While Wong Kar-Wai's films have by and large been critically acclaimed, and beloved among cinephiles, they haven't exactly broken down the doors at the box office. But that seems to be changing with "The Grandmaster." The picture, which is now open in China, Taiwan, Hong Kong and Singapore, is reportedly his most commercially successful effort yet. And it looks like the helmer may continue the saga of Ip Man.
The Oriental Daily (via WongKarWai) reports that distributors for "The Grandmaster" want a sequel, and that Wong Kar-Wai "is considering" taking it on. However, he may have a bit of a stumbling block if indeed he wants to push forward. His leading man and longtime collaborator Tony Leung, isn't interested. While there have been rumors the two had a bit of a falling out during the lengthy three-year production on the movie, they have been gamely doing press together, and Leung simply says he wants a change of scenery.
“I want to try new things. I like staying fresh. If I do the same things over and over again, it won’t be fun,” he explained. And one can certainly understand why after spending so much time on this movie and character, he might not be interested in doing it again. That said, Wong Kar-Wai's film covers Ip Man's life up until, roughly, the 1950s, but he died in 1972, so theoretically there are still two more decades to cover, up until his death from throat cancer, including his mentorship of Bruce Lee).
Meanwhile, there are changes being made to "The Grandmaster" itself. THR reports that the movie has been cut by 15 minutes for its international release, as it gears up to screen for European journalists in Paris this week. The director heads to Germany to preside over the jury at the Berlin International Film Festival starting on Thursday, where the movie will also screen. He has apparently hinted at a longer director's cut eventually being released later, but it's a bit of bummer we'll be getting a shortened version. We'd wager this will make the movie an easier sell for distributors by getting the runtime under two hours, but it's nothing we want to see happen.

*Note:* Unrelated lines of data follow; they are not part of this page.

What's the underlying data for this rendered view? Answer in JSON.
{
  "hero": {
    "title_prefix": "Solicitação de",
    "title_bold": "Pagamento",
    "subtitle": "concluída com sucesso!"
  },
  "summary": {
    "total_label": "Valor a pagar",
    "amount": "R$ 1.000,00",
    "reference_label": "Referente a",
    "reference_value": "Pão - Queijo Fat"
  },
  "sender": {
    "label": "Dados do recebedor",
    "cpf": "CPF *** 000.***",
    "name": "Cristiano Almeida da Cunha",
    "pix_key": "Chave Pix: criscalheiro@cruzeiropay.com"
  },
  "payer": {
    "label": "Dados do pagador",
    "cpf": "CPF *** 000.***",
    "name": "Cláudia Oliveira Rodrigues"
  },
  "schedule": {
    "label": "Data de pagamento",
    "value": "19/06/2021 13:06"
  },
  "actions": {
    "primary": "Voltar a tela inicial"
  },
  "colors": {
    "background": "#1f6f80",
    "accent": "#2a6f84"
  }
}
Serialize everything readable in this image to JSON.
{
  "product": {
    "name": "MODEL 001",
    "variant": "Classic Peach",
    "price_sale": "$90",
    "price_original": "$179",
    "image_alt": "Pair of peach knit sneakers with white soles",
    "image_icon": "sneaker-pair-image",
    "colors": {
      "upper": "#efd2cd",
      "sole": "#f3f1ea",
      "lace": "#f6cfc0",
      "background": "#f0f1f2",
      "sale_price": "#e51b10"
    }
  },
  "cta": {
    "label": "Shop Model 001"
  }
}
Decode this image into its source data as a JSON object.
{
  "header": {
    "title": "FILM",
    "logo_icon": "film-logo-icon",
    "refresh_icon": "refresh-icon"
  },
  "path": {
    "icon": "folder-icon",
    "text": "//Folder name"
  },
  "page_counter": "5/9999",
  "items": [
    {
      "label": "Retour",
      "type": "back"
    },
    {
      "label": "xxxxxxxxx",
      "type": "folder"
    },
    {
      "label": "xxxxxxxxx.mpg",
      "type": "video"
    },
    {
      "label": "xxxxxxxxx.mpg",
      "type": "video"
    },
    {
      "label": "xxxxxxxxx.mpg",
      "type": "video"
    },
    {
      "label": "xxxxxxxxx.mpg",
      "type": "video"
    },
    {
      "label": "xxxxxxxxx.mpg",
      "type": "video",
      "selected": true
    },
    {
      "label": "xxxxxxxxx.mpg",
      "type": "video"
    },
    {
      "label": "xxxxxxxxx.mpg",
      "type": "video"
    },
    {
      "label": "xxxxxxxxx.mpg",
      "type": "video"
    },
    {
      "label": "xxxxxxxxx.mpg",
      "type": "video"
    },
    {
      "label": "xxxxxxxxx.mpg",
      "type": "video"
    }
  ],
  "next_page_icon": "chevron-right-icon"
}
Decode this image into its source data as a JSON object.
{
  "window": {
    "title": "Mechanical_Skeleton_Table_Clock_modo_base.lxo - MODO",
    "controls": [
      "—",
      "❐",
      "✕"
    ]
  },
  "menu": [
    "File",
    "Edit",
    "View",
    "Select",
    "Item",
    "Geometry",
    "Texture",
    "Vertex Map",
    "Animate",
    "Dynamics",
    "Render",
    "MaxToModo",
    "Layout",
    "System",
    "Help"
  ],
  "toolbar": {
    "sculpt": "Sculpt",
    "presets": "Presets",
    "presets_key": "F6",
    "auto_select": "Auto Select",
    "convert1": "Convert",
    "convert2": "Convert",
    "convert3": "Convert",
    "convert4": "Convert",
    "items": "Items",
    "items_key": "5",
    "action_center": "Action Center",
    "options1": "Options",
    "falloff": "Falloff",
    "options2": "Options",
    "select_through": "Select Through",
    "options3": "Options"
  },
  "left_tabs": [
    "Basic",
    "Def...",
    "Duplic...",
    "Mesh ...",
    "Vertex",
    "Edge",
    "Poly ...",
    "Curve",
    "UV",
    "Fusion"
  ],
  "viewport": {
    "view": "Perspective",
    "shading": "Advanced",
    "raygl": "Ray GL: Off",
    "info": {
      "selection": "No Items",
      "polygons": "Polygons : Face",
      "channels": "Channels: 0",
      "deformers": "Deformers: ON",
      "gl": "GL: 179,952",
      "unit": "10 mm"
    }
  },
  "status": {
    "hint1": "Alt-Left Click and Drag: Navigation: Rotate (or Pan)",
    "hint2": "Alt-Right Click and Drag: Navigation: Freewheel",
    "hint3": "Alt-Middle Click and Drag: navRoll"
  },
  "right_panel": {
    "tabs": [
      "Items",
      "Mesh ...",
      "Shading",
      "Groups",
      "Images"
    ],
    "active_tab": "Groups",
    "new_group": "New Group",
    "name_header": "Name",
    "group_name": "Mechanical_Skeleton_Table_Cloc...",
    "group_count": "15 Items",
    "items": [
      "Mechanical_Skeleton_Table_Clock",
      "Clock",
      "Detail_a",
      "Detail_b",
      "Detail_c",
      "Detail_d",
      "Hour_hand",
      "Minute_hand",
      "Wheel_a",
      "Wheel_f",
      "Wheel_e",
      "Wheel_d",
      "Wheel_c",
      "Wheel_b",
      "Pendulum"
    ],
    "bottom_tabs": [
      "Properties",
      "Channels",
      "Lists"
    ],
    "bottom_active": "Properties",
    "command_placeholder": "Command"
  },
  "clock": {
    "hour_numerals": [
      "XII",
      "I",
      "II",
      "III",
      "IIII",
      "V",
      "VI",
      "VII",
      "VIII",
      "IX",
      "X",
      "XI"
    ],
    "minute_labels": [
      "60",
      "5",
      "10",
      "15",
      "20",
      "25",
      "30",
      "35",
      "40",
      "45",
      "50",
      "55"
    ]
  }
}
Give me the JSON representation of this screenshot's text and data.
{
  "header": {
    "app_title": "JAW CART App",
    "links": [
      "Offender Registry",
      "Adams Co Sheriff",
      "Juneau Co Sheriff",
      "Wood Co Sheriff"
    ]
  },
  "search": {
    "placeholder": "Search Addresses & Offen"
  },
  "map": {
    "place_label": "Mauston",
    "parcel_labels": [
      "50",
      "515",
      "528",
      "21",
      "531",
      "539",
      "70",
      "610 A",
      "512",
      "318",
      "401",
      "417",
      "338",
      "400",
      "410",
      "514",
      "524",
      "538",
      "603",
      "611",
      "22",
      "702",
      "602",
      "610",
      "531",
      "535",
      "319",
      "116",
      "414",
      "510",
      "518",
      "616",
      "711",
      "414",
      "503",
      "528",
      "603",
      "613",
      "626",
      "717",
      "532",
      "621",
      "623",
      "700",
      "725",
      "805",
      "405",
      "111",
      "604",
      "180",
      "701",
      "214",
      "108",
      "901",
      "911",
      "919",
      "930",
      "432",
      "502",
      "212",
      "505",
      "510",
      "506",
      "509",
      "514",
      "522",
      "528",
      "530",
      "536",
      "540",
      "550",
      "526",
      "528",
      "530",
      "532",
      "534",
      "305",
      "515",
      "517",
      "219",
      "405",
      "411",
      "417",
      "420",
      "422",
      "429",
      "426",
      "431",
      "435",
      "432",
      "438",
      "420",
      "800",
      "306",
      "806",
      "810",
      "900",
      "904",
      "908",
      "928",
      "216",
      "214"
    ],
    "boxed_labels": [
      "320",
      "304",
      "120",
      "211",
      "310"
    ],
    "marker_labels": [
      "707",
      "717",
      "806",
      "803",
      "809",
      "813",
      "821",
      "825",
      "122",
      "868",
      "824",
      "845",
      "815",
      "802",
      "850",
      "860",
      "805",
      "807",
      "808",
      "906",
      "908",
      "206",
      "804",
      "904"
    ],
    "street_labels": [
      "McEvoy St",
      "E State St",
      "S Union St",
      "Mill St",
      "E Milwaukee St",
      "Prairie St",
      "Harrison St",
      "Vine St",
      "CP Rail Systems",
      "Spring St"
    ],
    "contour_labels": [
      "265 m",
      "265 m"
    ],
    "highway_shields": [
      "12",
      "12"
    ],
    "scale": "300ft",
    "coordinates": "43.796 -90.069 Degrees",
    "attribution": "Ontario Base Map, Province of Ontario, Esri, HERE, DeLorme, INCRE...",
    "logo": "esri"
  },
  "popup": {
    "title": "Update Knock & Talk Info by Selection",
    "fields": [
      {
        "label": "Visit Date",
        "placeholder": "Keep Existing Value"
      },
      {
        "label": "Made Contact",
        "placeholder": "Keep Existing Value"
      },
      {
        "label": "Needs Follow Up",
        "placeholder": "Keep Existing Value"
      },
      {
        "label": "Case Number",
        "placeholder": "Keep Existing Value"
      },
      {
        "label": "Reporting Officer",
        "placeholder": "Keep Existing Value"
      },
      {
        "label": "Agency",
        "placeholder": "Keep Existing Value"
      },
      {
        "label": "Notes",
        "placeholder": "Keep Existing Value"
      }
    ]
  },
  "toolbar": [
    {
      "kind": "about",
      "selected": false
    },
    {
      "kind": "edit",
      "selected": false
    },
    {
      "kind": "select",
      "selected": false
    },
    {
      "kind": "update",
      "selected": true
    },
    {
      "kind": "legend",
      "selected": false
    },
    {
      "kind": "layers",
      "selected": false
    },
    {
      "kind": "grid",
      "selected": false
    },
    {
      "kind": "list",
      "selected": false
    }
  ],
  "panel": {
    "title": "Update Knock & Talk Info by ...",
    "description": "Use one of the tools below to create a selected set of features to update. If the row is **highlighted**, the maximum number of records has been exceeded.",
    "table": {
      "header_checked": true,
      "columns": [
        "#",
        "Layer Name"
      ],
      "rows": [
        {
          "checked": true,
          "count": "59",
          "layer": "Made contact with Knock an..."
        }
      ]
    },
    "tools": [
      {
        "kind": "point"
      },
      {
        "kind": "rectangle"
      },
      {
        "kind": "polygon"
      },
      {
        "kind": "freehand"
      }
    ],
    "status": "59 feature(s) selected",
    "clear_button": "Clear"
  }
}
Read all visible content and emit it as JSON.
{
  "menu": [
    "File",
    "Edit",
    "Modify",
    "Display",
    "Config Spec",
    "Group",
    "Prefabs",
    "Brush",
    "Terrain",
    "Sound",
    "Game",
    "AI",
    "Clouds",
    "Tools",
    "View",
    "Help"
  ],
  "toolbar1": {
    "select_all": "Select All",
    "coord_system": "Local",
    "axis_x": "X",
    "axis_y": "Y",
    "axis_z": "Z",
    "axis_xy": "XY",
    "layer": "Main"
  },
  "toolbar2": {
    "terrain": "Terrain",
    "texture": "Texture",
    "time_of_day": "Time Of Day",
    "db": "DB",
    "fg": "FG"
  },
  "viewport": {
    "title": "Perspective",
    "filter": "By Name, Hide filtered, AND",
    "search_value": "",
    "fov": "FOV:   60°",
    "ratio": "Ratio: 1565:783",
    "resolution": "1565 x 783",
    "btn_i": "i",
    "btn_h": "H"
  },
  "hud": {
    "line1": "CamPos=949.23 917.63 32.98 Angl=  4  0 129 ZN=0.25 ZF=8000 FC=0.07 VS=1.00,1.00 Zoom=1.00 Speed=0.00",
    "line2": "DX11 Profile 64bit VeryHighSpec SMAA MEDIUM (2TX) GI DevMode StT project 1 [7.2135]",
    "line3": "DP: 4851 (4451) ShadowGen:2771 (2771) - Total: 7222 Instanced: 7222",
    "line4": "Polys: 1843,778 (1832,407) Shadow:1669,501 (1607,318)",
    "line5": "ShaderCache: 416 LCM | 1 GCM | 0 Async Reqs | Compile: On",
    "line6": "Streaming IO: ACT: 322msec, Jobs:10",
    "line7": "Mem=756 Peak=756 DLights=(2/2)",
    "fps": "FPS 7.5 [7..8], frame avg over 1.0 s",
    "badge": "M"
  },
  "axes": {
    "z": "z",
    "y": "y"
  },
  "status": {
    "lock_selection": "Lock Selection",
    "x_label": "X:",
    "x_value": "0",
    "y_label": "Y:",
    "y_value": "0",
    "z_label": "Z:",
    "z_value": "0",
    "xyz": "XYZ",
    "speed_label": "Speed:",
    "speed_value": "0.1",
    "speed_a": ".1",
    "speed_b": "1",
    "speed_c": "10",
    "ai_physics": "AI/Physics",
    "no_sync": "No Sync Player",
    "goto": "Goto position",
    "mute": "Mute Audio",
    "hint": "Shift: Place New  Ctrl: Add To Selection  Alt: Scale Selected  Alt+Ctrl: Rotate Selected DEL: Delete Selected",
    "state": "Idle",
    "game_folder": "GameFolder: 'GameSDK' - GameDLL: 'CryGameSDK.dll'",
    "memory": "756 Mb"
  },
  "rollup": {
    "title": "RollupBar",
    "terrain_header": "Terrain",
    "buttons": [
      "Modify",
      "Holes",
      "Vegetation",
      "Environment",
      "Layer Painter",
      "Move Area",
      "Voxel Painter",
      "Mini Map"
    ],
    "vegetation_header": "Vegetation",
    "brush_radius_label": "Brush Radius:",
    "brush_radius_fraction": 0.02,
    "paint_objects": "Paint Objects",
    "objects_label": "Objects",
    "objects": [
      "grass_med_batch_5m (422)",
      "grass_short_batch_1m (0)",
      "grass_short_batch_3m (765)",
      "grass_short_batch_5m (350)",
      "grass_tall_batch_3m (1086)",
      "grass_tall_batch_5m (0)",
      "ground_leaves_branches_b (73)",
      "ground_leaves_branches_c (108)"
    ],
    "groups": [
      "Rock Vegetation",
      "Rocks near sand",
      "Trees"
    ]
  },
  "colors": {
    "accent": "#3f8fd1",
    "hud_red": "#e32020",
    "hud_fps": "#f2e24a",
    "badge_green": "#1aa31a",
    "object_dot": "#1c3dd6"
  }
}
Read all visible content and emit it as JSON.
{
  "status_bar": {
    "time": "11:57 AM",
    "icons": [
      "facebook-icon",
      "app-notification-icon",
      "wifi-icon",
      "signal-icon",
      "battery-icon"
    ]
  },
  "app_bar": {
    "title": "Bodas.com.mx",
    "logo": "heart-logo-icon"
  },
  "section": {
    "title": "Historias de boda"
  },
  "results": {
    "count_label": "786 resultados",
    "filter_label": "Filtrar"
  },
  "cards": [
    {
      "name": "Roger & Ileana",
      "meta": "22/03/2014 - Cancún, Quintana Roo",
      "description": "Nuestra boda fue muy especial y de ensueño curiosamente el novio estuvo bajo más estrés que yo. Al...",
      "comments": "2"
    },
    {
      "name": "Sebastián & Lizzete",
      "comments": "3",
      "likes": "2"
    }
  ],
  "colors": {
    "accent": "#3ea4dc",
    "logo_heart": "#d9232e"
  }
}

"The Grandmaster" still awaits a U.S. distributor and release date, but until then, watch the trailer below.